• DIRECTIONS
Every line that contains "rank" must be located and copied from the data.

○ ○ ○ ○

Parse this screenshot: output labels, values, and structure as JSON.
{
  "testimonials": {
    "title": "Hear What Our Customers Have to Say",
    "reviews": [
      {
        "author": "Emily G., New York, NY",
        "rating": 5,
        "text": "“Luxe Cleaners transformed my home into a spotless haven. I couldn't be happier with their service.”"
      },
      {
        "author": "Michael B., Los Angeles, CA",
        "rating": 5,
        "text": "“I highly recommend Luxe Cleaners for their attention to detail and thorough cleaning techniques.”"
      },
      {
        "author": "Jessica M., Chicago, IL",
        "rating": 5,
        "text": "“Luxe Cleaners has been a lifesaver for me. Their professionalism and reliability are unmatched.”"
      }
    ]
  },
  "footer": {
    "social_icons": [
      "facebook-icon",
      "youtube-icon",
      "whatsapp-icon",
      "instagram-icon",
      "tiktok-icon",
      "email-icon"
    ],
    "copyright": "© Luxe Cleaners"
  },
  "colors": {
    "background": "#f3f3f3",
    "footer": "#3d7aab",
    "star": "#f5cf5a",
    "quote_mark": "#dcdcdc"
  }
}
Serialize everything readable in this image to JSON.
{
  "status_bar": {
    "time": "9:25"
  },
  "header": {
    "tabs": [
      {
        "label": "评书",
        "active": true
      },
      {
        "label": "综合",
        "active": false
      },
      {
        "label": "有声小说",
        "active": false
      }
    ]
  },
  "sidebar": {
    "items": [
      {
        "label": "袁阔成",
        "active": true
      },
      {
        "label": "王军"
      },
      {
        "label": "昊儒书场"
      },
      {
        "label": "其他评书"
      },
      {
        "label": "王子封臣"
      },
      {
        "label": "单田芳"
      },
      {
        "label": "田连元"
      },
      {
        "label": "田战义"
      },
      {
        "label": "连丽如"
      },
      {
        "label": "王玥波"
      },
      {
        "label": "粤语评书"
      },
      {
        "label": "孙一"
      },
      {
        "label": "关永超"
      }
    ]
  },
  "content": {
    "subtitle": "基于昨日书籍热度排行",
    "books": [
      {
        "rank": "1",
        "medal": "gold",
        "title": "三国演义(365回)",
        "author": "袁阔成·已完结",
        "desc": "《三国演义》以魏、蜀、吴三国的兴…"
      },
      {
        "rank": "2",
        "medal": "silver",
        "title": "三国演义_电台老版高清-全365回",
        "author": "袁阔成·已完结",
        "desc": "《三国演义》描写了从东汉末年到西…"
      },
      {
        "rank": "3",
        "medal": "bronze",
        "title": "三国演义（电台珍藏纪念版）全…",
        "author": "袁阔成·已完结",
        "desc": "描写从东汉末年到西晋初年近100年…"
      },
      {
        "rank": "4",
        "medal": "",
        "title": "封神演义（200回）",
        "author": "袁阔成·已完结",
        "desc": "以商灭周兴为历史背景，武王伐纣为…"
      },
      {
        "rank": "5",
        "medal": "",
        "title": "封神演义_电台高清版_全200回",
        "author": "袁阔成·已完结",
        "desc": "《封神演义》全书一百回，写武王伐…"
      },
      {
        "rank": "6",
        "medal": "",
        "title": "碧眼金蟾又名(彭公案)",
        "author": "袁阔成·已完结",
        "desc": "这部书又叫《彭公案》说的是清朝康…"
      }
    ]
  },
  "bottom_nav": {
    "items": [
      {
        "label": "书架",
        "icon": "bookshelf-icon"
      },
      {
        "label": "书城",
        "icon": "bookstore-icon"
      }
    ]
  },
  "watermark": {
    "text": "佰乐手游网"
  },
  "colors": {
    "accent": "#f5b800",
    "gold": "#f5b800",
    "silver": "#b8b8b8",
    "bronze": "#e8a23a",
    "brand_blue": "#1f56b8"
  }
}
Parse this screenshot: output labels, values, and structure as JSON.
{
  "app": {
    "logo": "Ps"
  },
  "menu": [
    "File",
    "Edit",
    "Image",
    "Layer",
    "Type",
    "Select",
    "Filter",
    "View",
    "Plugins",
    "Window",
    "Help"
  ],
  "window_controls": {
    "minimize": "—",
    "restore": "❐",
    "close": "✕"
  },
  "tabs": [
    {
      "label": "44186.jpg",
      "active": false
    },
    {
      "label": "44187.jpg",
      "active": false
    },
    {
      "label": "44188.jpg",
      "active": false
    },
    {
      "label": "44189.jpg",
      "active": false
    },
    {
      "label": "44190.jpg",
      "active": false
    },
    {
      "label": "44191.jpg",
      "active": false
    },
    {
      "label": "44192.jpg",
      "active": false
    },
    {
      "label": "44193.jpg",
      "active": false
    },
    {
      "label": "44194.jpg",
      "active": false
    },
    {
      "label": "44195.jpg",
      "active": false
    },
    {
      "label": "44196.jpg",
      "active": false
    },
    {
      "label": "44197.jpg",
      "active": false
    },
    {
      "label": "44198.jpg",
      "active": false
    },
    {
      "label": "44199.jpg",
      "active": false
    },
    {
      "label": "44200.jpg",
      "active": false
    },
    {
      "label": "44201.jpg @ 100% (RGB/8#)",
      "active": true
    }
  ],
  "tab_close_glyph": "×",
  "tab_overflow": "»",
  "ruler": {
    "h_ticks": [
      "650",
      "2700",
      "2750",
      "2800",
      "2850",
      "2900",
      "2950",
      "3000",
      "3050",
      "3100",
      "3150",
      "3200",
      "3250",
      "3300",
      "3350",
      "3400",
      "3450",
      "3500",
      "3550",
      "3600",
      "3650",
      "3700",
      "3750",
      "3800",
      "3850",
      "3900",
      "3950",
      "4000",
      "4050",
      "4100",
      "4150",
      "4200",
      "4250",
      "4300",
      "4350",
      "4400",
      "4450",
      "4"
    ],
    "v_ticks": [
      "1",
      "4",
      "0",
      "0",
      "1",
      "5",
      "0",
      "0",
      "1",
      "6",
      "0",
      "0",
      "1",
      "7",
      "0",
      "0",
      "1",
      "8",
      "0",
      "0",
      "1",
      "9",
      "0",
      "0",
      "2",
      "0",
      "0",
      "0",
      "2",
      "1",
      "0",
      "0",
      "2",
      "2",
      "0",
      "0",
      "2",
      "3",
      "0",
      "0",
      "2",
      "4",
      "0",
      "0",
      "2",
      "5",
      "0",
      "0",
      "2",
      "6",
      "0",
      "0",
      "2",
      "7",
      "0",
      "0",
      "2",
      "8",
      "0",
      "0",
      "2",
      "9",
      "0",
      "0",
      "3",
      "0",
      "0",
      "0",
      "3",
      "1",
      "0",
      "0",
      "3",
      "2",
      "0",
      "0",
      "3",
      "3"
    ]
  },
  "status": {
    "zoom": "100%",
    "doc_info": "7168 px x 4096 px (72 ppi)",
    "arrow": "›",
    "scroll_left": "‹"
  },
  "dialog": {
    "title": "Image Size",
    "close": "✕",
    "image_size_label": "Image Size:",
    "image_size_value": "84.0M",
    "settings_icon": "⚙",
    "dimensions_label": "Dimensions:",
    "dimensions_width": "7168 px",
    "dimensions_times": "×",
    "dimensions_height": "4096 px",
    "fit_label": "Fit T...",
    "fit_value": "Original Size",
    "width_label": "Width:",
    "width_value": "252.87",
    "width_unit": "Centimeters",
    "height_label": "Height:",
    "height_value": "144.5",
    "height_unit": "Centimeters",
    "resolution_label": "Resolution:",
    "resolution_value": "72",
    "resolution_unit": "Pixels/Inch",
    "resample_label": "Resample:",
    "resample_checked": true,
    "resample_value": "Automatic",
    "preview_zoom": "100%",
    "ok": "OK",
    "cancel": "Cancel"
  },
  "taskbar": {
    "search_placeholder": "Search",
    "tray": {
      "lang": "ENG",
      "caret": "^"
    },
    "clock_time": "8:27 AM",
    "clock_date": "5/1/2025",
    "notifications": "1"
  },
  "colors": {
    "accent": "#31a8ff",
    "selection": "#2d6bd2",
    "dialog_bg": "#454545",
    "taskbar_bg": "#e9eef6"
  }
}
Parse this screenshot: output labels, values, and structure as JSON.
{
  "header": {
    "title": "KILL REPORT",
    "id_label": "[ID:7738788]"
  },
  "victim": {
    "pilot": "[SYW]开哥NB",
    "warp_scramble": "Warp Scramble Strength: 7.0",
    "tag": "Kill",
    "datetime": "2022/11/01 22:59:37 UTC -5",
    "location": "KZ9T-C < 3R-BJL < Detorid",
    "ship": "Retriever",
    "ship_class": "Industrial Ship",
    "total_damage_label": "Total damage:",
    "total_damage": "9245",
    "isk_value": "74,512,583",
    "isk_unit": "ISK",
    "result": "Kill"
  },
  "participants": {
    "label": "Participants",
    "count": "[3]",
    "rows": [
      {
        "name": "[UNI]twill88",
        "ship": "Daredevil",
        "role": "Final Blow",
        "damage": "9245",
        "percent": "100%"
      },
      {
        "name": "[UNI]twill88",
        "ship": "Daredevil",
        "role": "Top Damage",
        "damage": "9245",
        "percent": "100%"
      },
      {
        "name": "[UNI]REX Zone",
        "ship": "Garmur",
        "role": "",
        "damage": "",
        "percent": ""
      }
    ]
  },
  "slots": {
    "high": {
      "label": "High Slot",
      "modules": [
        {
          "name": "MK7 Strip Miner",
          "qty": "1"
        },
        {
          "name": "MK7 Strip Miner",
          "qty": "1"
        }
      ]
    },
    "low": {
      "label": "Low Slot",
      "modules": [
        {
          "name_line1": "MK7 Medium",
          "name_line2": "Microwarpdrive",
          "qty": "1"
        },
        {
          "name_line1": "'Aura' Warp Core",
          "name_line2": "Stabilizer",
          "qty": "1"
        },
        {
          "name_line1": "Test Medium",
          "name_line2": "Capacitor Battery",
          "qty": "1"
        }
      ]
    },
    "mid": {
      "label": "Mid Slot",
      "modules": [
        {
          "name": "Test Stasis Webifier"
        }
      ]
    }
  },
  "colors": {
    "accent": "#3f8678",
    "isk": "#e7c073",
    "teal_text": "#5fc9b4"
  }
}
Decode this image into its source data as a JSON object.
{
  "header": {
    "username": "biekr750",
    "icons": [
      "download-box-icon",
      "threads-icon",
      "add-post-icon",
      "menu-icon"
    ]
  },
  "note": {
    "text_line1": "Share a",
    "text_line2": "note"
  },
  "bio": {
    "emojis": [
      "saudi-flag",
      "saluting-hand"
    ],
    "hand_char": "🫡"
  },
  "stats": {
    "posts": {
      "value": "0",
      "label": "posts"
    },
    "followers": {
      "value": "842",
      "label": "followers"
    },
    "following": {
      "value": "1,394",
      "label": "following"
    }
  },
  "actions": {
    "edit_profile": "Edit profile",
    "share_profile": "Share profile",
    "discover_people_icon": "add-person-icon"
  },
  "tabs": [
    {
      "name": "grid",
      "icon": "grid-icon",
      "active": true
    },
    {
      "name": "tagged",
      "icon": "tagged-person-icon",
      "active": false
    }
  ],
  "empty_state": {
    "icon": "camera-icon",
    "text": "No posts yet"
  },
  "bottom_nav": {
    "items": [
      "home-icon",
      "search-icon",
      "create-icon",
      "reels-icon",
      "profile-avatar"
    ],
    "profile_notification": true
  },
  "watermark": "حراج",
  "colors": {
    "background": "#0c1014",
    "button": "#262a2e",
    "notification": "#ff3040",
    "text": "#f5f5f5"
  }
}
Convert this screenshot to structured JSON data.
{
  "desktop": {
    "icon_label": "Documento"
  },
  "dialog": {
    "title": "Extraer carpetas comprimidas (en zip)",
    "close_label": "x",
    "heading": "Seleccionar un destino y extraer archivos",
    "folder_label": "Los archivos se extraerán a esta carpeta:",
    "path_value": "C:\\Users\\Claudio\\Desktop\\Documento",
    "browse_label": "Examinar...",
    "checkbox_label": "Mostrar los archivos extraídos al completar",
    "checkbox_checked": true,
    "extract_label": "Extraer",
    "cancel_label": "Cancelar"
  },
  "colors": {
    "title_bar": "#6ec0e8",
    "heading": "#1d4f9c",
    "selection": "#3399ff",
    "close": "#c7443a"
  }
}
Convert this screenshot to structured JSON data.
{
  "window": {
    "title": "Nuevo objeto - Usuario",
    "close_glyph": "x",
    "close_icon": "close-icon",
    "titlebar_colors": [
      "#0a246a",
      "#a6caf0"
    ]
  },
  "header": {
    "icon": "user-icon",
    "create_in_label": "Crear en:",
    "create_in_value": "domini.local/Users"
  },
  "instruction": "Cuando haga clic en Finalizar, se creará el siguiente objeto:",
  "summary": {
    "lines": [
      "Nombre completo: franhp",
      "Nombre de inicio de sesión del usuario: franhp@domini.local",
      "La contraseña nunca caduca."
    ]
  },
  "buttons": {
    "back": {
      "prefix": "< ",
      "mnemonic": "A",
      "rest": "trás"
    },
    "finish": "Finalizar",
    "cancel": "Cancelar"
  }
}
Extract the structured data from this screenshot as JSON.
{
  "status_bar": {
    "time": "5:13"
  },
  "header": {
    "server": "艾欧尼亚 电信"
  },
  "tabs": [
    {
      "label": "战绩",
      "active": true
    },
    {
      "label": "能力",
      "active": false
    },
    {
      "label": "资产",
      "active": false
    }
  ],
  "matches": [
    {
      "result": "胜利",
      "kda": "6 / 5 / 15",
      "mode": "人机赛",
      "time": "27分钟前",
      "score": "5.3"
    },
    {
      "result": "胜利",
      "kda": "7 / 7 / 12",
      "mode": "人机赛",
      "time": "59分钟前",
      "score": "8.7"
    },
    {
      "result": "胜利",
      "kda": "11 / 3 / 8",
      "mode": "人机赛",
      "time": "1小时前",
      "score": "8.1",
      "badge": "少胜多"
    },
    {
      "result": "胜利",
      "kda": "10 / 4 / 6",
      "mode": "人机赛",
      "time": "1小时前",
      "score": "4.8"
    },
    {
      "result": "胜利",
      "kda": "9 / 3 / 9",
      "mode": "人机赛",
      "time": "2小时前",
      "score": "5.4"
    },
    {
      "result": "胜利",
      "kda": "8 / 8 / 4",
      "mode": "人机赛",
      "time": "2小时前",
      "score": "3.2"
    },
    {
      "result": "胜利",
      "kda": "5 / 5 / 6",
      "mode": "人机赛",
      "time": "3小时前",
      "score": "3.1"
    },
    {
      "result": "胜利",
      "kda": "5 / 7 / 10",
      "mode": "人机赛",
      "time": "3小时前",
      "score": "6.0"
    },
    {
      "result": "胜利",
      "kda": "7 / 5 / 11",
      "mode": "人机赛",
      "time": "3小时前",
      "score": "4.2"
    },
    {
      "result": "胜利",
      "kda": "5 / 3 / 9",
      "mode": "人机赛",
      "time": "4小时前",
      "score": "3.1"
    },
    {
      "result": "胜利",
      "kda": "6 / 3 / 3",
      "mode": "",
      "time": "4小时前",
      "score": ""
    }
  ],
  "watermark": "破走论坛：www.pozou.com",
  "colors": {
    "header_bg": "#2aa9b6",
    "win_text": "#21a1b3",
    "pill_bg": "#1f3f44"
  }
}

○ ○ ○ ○

• EXERCISE SOLUTION
        "rank": "1",
        "rank": "2",
        "rank": "3",
        "rank": "4",
        "rank": "5",
        "rank": "6",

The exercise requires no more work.